To protect the national interest — and for the sake of Florida’s beaches and the Gulf of Mexico’s ecosystem — it is time to stop sticking our heels in the sand when it comes to U.S.-Cuba policy.
Before the end of the year, a Chinese-made drilling platform known as Scarabeo 9 is expected to arrive in the Gulf. Once it is there, Cuba and its foreign partners, including Spain’s Repsol, will begin using it to drill for oil in waters deeper than Deepwater Horizon’s infamous Macondo well. The massive rig, manufactured to comply with U.S.-content restrictions at a cost of $750 million, will cost Repsol and other companies $407,000 per day to lease for exploration.
They are taking this financial risk because Cuba needs the oil and its partners — Spain, Norway, Russia, India, Vietnam, Malaysia, Canada, Angola, Venezuela, and possibly China — believe that drilling in waters said to contain undiscovered reserves of approximately 5 billion barrels of oil is good business.
In virtually every other country in the world, developments like these would prompt high-level discussions about how to exploit these resources safely or to anticipate a crisis were a disaster to strike. Experts who have studied the currents say a spill in Cuban waters would send 90 percent of the oil into the Keys and up the East Coast of Florida. But the embargo leaves Florida’s sensitive coastal resources defenseless.
Due to the fact that the drilling involves Cuba, American companies and workers cannot lend their expertise to what could be a risky operation. U.S. economic sanctions prevent our private sector from helping Cuba drill safely and paralyze the U.S. government, which ought to be convening bilateral discussions on best practices and coordinating disaster response. In fact, the U.S. has no emergency response agreement with Cuba for oil spills. While some specific licenses have been granted to permit U.S. firms to conduct limited transactions with Cuba, current sanctions bar the United States from deploying the kind of clean-up equipment, engineers, spare parts for blow-out prevention, chemical dispersants, and rigs to drill relief wells that would be needed to address an oil crisis involving Cuba.
One welcomed development came earlier this month, when William Reilly, a former head of the U.S. Environmental Protection Agency and co-chair of the Commission that investigated the Deepwater Horizon disaster, led a group of experts to Cuba to take a look at their plans. While the administration has done well giving permission to Mr. Reilly, as well as to other experts, to discuss the problem with Cuban counterparts, it should move more aggressively to work with the Cuban government to cooperate on plans for safe drilling and responding to a possible crisis.

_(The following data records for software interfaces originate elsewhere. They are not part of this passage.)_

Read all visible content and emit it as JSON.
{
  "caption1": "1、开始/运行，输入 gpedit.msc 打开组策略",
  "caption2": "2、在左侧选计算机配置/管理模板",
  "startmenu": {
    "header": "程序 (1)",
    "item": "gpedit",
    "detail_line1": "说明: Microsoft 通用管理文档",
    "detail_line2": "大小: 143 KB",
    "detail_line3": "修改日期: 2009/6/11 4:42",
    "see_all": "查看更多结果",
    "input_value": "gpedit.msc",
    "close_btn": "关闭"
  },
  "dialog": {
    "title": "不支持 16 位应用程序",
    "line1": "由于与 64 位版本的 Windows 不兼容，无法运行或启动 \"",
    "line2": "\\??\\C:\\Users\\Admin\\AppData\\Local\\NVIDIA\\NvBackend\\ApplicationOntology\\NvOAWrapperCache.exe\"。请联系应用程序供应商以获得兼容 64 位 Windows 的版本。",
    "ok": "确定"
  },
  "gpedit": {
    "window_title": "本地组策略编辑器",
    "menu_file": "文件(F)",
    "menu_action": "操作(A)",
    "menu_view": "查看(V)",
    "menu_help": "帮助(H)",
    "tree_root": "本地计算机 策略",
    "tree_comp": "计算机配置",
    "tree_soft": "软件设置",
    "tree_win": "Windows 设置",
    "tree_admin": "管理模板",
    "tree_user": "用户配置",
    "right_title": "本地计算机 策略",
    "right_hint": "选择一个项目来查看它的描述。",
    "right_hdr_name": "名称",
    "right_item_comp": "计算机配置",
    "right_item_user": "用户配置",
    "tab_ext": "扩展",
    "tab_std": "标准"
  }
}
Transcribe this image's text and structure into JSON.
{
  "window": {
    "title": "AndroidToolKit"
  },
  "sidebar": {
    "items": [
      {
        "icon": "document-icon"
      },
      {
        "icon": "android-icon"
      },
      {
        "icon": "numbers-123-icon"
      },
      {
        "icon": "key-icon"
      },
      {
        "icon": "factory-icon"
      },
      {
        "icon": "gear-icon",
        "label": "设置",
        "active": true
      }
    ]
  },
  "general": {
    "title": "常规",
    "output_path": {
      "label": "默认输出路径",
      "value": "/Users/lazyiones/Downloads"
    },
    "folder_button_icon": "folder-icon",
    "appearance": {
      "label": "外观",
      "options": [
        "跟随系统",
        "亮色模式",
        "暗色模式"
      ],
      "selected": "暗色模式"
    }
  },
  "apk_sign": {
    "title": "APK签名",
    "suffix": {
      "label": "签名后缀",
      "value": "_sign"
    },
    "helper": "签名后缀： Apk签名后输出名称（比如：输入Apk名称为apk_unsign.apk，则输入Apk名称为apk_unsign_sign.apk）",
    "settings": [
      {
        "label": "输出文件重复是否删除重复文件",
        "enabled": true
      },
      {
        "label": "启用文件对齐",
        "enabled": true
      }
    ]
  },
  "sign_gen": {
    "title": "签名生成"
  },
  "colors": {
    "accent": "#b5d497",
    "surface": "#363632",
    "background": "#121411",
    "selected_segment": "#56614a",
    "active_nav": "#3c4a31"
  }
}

Rather than moving forward, some in the U.S. Congress would make the problem worse. Rep. Ileana Ros-Lehtinen (FL-R), who criticized Mr. Reilly’s visit to Cuba as “giving credibility to the regime’s dangerous oil-drilling scheme,” has offered legislation to try and stop Repsol from drilling. Rep. Vern Buchanan (FL-R) would deny Repsol the right to drill in U.S. waters if it helped Cuba drill in its waters. Thirty-four members of both parties have written Repsol directly, threatening the company if it drills with Cuba.
Yet this tactic can’t work. Even if they could deter Repsol from drilling – which is unlikely – they cannot stop Cuba and partners from countries like China, Russia, and Venezuela, from using the rig and searching for oil.
At some point, it is likely that drilling will begin and the United States ought to do what it can to prepare for that eventuality. The U.S. government should facilitate access by Cuba and its drilling partners to the resources they need to drill safely. President Obama should instruct the Treasury Department to issue a blanket general license now that would allow private industry to provide what oil expert Jorge Piñon calls ”any conceivable response” in the event of a crisis.
As we have already done with Mexico and Canada, the U.S. should join Cuba in crafting a crisis response agreement covering on-scene coordinators, a joint response team, response coordination centers, rapid notification protocols, customs and immigration procedures, and communications. The plan should be written, signed, tested, and implemented as quickly as possible.
Earlier this year, the Deep Water Horizon Commission, which Mr. Reilly co-chaired, said in its final report “that neither BP nor the federal government was prepared to deal with a spill” of its magnitude or complexity; that industry and policy makers were lulled by a “culture of complacency” that resulted in 5 million barrels of oil being dumped into the Gulf.
Having seen this movie once before, complacency is inexcusable. Politics should not blind Washington to the reality of the situation unfolding off of our shores.
Sarah Stephens is Executive Director of the Center for Democracy in the Americas. Jake Colvin is Vice President for Global Trade Issues at the National Foreign Trade Council.